American company Boeing is launching its newest passenger spacecraft, the CST-100 Starliner, to the International Space Station on top of the Atlas V rocket. This test launch will have no crew because Boeing is testing its safety capacity to deliver astronauts in the future.
Boeing designed the CST-100 Starliner to dock at the ISS a day after its launch (a vital maneuver in delivering future crews to the space station) and spend a week attached to it. By then, the company will have to see if the Starliner will be able to survive the descent in the atmosphere and successfully land with the help of a series of parachutes and airbags.
The take-off for the CST-100 Starliner aboard the Atlas V is scheduled ay 6:30 in the morning Eastern Time from Cape Canaveral in Florida. According to Boeing, it will only take at least 15 minutes to deploy the Starliner. The company designed the Atlas V to deploy the Starliner on a suborbital path in cases of emergency that will require the flight to be aborted and safely transport its future crew easily back to Earth.
NASA will be hosting live coverage for the launch of the CST-100 Starliner, which will begin at 5:30 in the morning. Everyone is expecting the launch to go smoothly since the weather looks fine and an overall 80 percent chance that all conditions will be favorable. Boeing established back up launch dates if ever the weather becomes gloomy.
THE STARLINER LAUNCH
Unfortunately, the CST-100 Starliner suffered an anomaly during its launch to the International Space Station as it failed to reach the correct orbit. NASA administrator Jim Bridenstine tweeted ninety minutes after the liftoff that the Starliner will no longer reach the space station after it burned all of its fuel in the anomaly. Bridenstine also clarified that even though the Starliner did not reach its target, this is still a successful launch. In a press conference, Bridenstine explained, "today, a lot of things went right. This is why we test. If we would have had a crew there, number one, they would have been safe."

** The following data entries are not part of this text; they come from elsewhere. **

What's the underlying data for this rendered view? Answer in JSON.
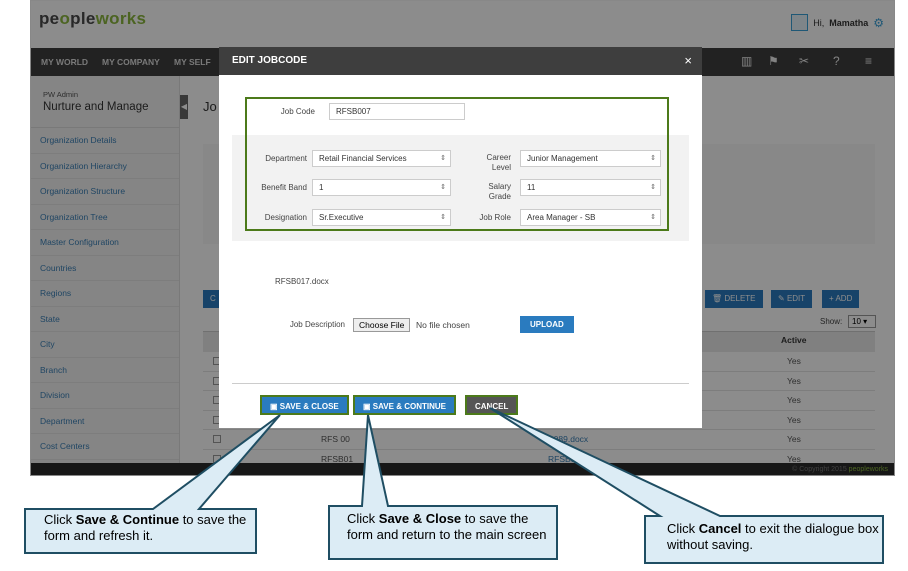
{
  "app": {
    "logo_a": "pe",
    "logo_b": "o",
    "logo_c": "ple",
    "logo_d": "works",
    "greeting": "Hi,",
    "user_name": "Mamatha"
  },
  "nav": {
    "items": [
      "MY WORLD",
      "MY COMPANY",
      "MY SELF"
    ],
    "icons": [
      "book-icon",
      "flag-icon",
      "tools-icon",
      "help-icon",
      "menu-icon"
    ]
  },
  "sidebar": {
    "subtitle": "PW Admin",
    "title": "Nurture and Manage",
    "items": [
      "Organization Details",
      "Organization Hierarchy",
      "Organization Structure",
      "Organization Tree",
      "Master Configuration",
      "Countries",
      "Regions",
      "State",
      "City",
      "Branch",
      "Division",
      "Department",
      "Cost Centers"
    ]
  },
  "main": {
    "title_partial": "Jo",
    "btn_c": "C",
    "delete_label": "DELETE",
    "edit_label": "EDIT",
    "add_label": "ADD",
    "show_label": "Show:",
    "show_value": "10",
    "col_active": "Active",
    "rows": [
      {
        "code": "",
        "doc": "",
        "active": "Yes"
      },
      {
        "code": "",
        "doc": "",
        "active": "Yes"
      },
      {
        "code": "",
        "doc": "",
        "active": "Yes"
      },
      {
        "code": "",
        "doc": "",
        "active": "Yes"
      },
      {
        "code": "RFS 00",
        "doc": "B089.docx",
        "active": "Yes"
      },
      {
        "code": "RFSB01",
        "doc": "RFSB0",
        "active": "Yes"
      }
    ],
    "copyright": "© Copyright 2015"
  },
  "modal": {
    "title": "EDIT JOBCODE",
    "close": "×",
    "job_code_label": "Job Code",
    "job_code_value": "RFSB007",
    "department_label": "Department",
    "department_value": "Retail Financial Services",
    "career_level_label": "Career Level",
    "career_level_value": "Junior Management",
    "benefit_band_label": "Benefit Band",
    "benefit_band_value": "1",
    "salary_grade_label": "Salary Grade",
    "salary_grade_value": "11",
    "designation_label": "Designation",
    "designation_value": "Sr.Executive",
    "job_role_label": "Job Role",
    "job_role_value": "Area Manager - SB",
    "file_name": "RFSB017.docx",
    "job_desc_label": "Job Description",
    "choose_file": "Choose File",
    "no_file": "No file chosen",
    "upload": "UPLOAD",
    "save_close": "SAVE & CLOSE",
    "save_continue": "SAVE & CONTINUE",
    "cancel": "CANCEL"
  },
  "callouts": {
    "c1_pre": "Click ",
    "c1_bold": "Save & Continue",
    "c1_post": " to save the form and refresh it.",
    "c2_pre": "Click ",
    "c2_bold": "Save & Close",
    "c2_post": " to save the form and return to the main screen",
    "c3_pre": "Click ",
    "c3_bold": "Cancel",
    "c3_post": " to exit the dialogue box without saving."
  },
  "colors": {
    "accent_blue": "#2a7bbf",
    "highlight_green": "#4c7a1a",
    "callout_fill": "#dcecf5",
    "callout_stroke": "#1f4e63"
  }
}
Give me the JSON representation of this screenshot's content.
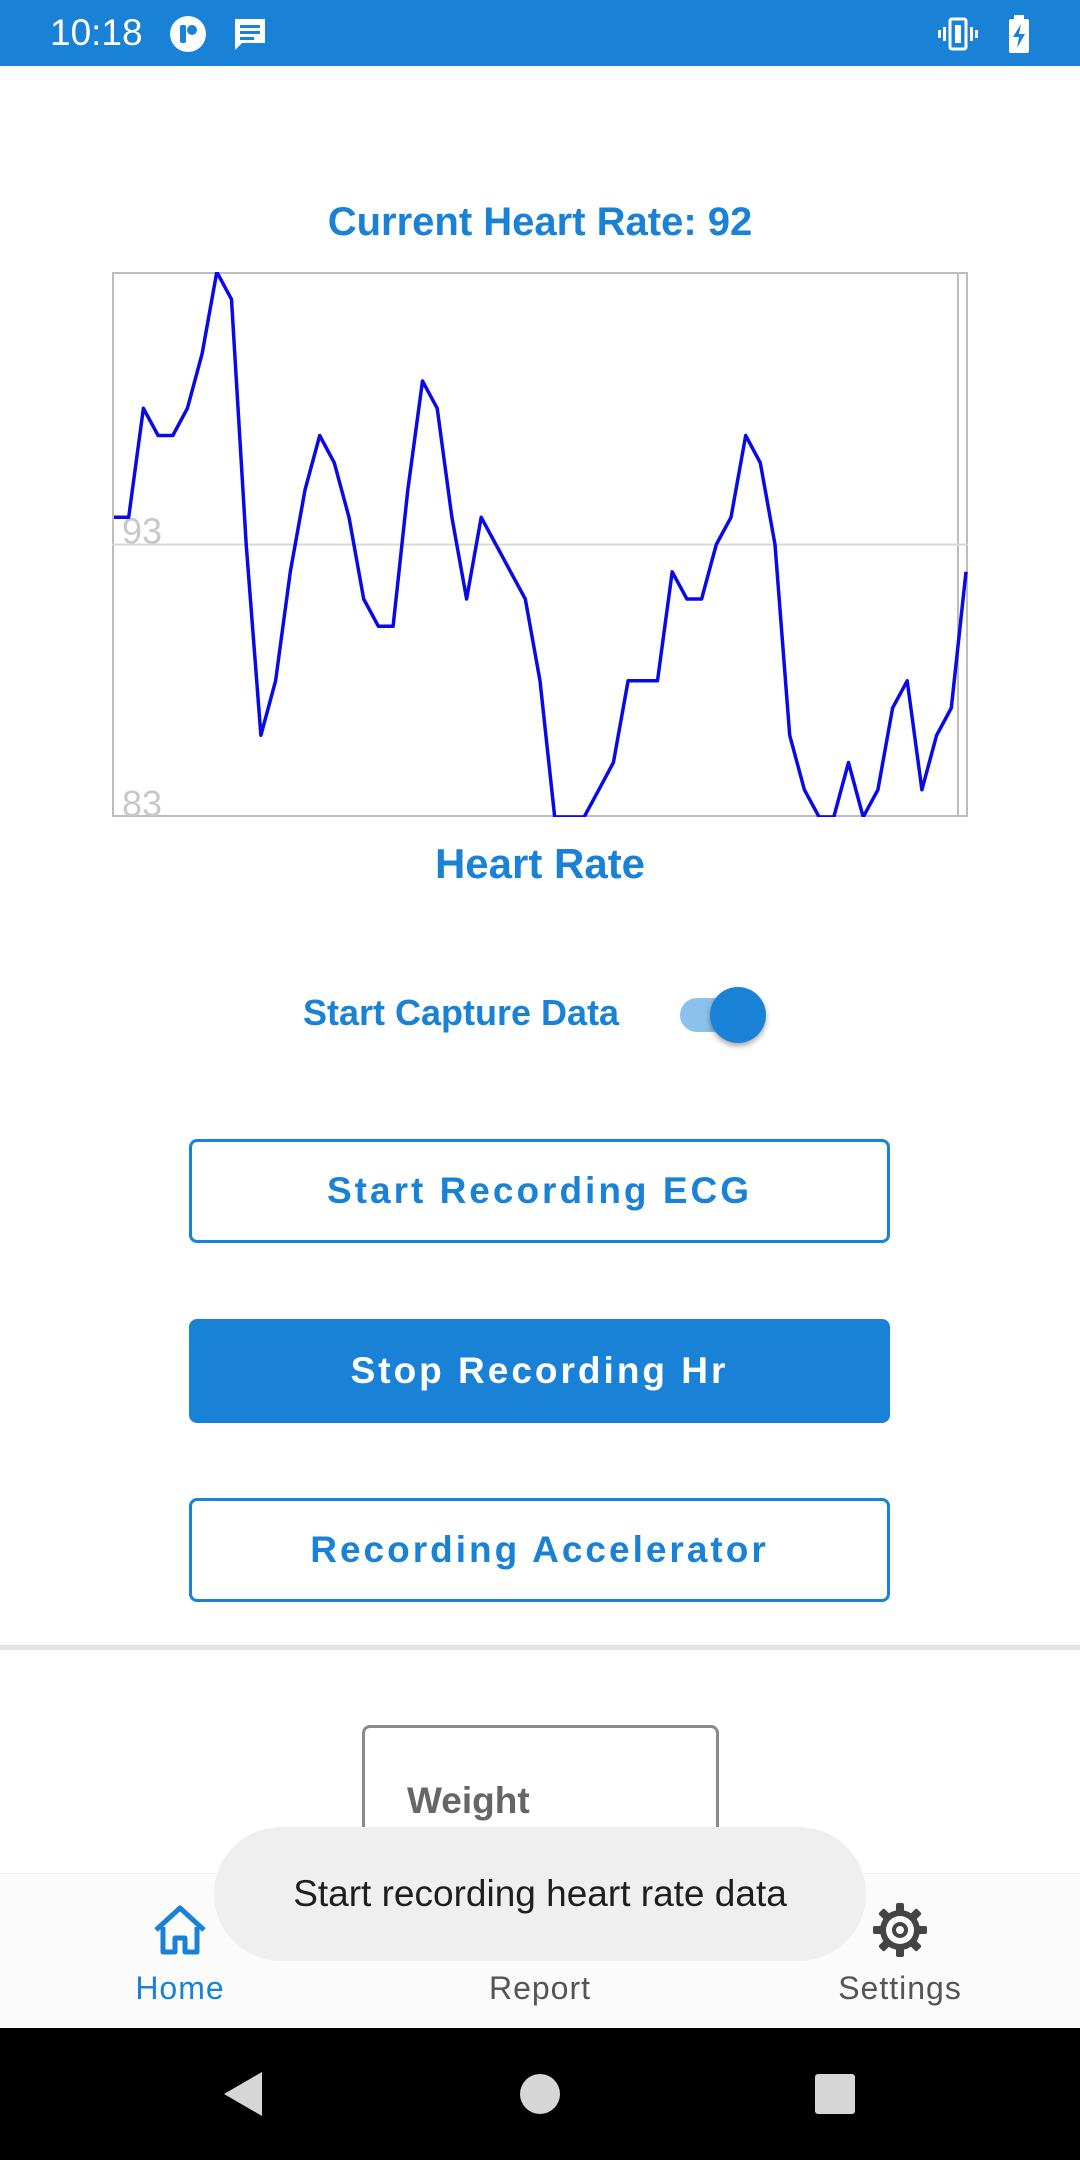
{
  "status_bar": {
    "time": "10:18",
    "icons": [
      "app-notification-icon",
      "message-icon",
      "vibrate-icon",
      "battery-charging-icon"
    ]
  },
  "heart_rate": {
    "title": "Current Heart Rate: 92",
    "caption": "Heart Rate"
  },
  "chart_data": {
    "type": "line",
    "title": "Current Heart Rate: 92",
    "xlabel": "Heart Rate",
    "ylabel": "",
    "ylim": [
      83,
      103
    ],
    "y_ticks": [
      "93",
      "83"
    ],
    "grid": true,
    "line_color": "#0a0ae6",
    "series": [
      {
        "values": [
          94,
          94,
          98,
          97,
          97,
          98,
          100,
          103,
          102,
          93,
          86,
          88,
          92,
          95,
          97,
          96,
          94,
          91,
          90,
          90,
          95,
          99,
          98,
          94,
          91,
          94,
          93,
          92,
          91,
          88,
          83,
          83,
          83,
          84,
          85,
          88,
          88,
          88,
          92,
          91,
          91,
          93,
          94,
          97,
          96,
          93,
          86,
          84,
          83,
          83,
          85,
          83,
          84,
          87,
          88,
          84,
          86,
          87,
          92
        ]
      }
    ]
  },
  "capture": {
    "label": "Start Capture Data",
    "enabled": true
  },
  "buttons": {
    "ecg": "Start Recording ECG",
    "hr": "Stop Recording Hr",
    "accel": "Recording Accelerator"
  },
  "weight": {
    "label": "Weight"
  },
  "toast": {
    "message": "Start recording heart rate data"
  },
  "bottom_nav": {
    "items": [
      {
        "label": "Home",
        "icon": "home-icon",
        "active": true
      },
      {
        "label": "Report",
        "icon": "bar-chart-icon",
        "active": false
      },
      {
        "label": "Settings",
        "icon": "gear-icon",
        "active": false
      }
    ]
  },
  "colors": {
    "accent": "#1a82d6",
    "inactive": "#555555",
    "line": "#0a0ae6"
  }
}
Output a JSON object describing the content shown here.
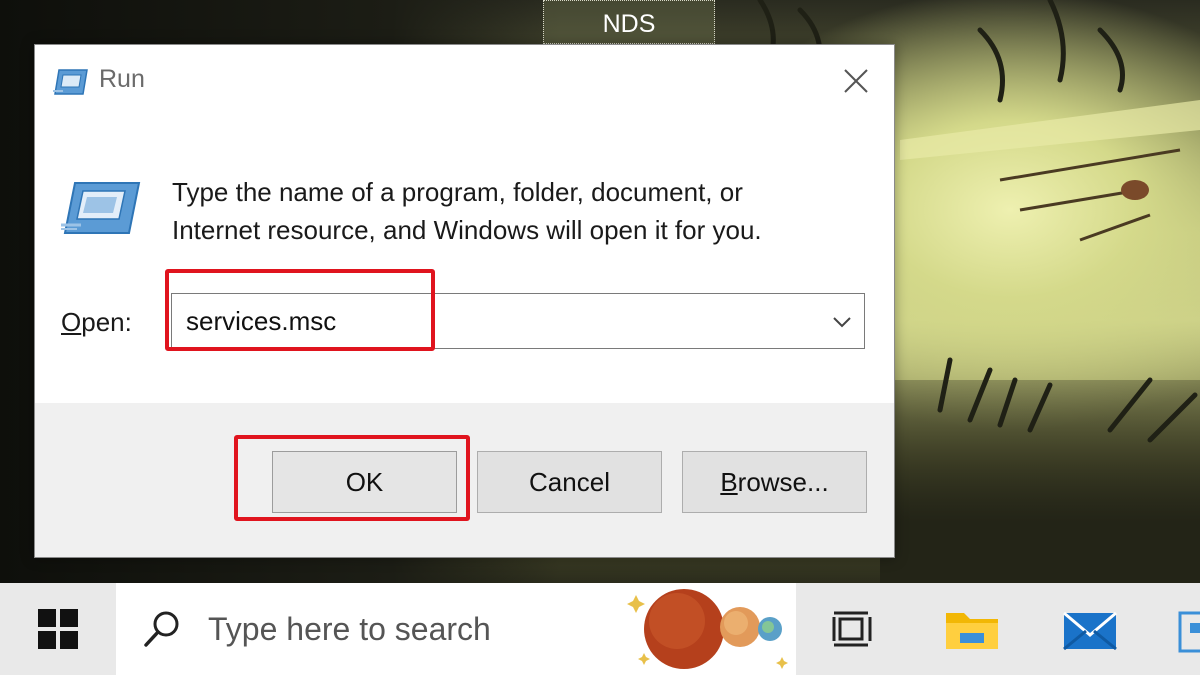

It was announced that the Starliner will stay in orbit for another two days in order for Boeing's engineers to figure out what went wrong. According to initial reports, the anomaly started 30 minutes after the launch of the Atlas V rocket. The rocket did its job correctly as programmed and was able to launch the Starliner in the designated altitude, but the engines responsible for Starliner's further lift towards the International Space Station did not work correctly and did not match the intervals of its scheduled engine ignition.
The reports stated that this was all because of the Starliner is working on an inaccurate timescale. The main engines failed to ignite at the scheduled time, but luckily, the smaller engines were able to, and this kept the Starliner in orbit, but the fuel was no longer enough to reach the International Space Station.
Aside from engine malfunction, the Starliner encountered difficulties in communication, too. When engineers tried to contact the spacecraft to restart the process, the Starliner reached a dead zone or a place without satellites. It was already late when the engineers reestablished a connection with the spacecraft.
This setback affects the scheduled NASA missions that will be done in collaboration with Boeing's Starliner spacecraft. If this launch was successful, the first manned mission of the Starliner would have commenced by 2020.